Truth be told even with a decent amount of time and space I’m not exactly sure how to describe this movie without making it sound weird and stupid.  It begins by looking in at a couple who are living together in a small house located in what seems to be some distant suburb which is practically a rural area.  These two are played by Casey Affleck and Rooney Mara and the characters are never really given names (I’ll be referring to them by actor names for simplicity), they appear to be fairly happy and are living fairly uneventful lives.  Then one day the Casey Affleck character dies in a car accident.  Rooney Mara’s character begins to mourn but we as the audience start things from a seemingly different perspective.  We see Affleck rise from the morgue and begin walking back to his house completely covered in a sheet with two holes in it, like the children’s ghost costume of yore.  From there we begin to watch Affleck’s invisible ghost watch Mara as she grieves him and it begins to feel like it will primarily be a movie about her grief as witnessed by the ghost, but in the film’s second half things go in yet another direction.

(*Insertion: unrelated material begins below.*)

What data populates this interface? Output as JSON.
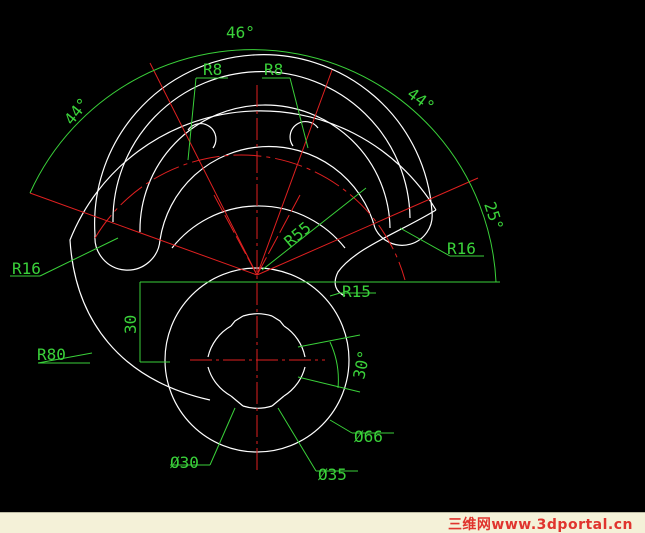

A Ghost Story is absolutely not going to be a movie for everyone.   In fact I was pretty strongly suspecting that it wasn’t going to be for me during its first third or so when we were treated to a couple of extended shots that went on for something like a minute and a half each including a largely unbroken shot where we watch Ghost Casey Affleck watch Rooney Mara eat half of a pie in one grief fueled binge.  After about a half hour of that I was thinking “yeah, I get it, is that it?” but then the movie does take something of a left turn and reveals that it has more up its sleeve.  Of course the very concept of a movie where a ghost is literally represented by a guy wearing a sheet over his head sounds ridiculous on its surface but within the language of the film that isn’t some kind of snarky joke, it actually looks kind of cool the way this costume drapes over him and he makes these slow and deliberate motions.  Director David Lowery shoots the film in the Academy Ratio, but with the corners of the screen curved so as to remind audiences of 8mm home movies rather than Golden Age Hollywood and goes long stretches without dialog and sometimes without cuts.

This is, at the end of the day very much an art film that just so happens to feature celebrity actors.  That makes sense but what’s really weird is that it’s director, David Lowery, is actually someone who’s had some mainstream success.  Last year he was at the helm of Disney’s $65 million dollar remake of Pete’s Dragon and the fact that he’s followed that up with this idiosyncratic little thing is a bit strange.  Usually you’d suspect something like this either from someone with no commercial aspirations whatsoever or from someone who wants to make a name for themselves by making something that really stands out rather than someone who’s been dipping their toe in the mainstream and would seemingly want to ride that wave.  However, I do think that this experience making a movie like that has helped rather than hindered his abilities hear as you can see a lot more formal talent in the film than you might expect from something this experimental.  The resulting film is an interesting little exploration of the tropes of the haunting story and of the concept of legacy… just make sure you go in with some patience.